(Stored entries)
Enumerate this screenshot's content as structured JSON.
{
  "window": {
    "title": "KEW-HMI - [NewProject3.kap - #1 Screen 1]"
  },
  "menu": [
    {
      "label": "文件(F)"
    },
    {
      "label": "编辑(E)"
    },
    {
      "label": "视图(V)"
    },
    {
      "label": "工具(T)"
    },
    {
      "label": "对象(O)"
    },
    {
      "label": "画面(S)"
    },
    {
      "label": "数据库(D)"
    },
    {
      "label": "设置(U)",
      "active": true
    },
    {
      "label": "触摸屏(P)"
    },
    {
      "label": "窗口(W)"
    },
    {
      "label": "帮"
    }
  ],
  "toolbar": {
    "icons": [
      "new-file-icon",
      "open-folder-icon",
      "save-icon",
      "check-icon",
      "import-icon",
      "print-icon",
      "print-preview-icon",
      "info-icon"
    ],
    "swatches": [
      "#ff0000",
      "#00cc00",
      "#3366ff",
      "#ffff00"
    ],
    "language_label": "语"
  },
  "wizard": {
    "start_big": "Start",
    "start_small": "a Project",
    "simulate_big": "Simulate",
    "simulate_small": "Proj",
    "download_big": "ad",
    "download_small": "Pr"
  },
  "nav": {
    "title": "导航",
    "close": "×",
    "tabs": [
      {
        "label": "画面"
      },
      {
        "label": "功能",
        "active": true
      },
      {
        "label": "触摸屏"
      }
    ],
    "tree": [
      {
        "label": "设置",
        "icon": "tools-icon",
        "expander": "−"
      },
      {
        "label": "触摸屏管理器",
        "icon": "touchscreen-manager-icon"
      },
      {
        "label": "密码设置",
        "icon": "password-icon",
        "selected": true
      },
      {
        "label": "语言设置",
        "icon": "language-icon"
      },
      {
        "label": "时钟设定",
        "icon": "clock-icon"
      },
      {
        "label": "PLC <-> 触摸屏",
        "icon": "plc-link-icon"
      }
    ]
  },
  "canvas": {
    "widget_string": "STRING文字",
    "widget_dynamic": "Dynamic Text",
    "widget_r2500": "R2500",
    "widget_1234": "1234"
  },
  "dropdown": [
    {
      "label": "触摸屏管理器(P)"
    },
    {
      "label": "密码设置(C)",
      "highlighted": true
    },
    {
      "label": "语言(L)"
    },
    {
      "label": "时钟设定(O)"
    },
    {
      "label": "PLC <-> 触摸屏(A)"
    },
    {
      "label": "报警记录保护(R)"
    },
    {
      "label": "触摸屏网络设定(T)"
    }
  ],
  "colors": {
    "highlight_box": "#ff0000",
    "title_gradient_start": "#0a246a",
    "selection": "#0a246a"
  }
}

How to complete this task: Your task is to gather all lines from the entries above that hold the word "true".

Answer to the exercise:
      "active": true
        "active": true
        "selected": true
      "highlighted": true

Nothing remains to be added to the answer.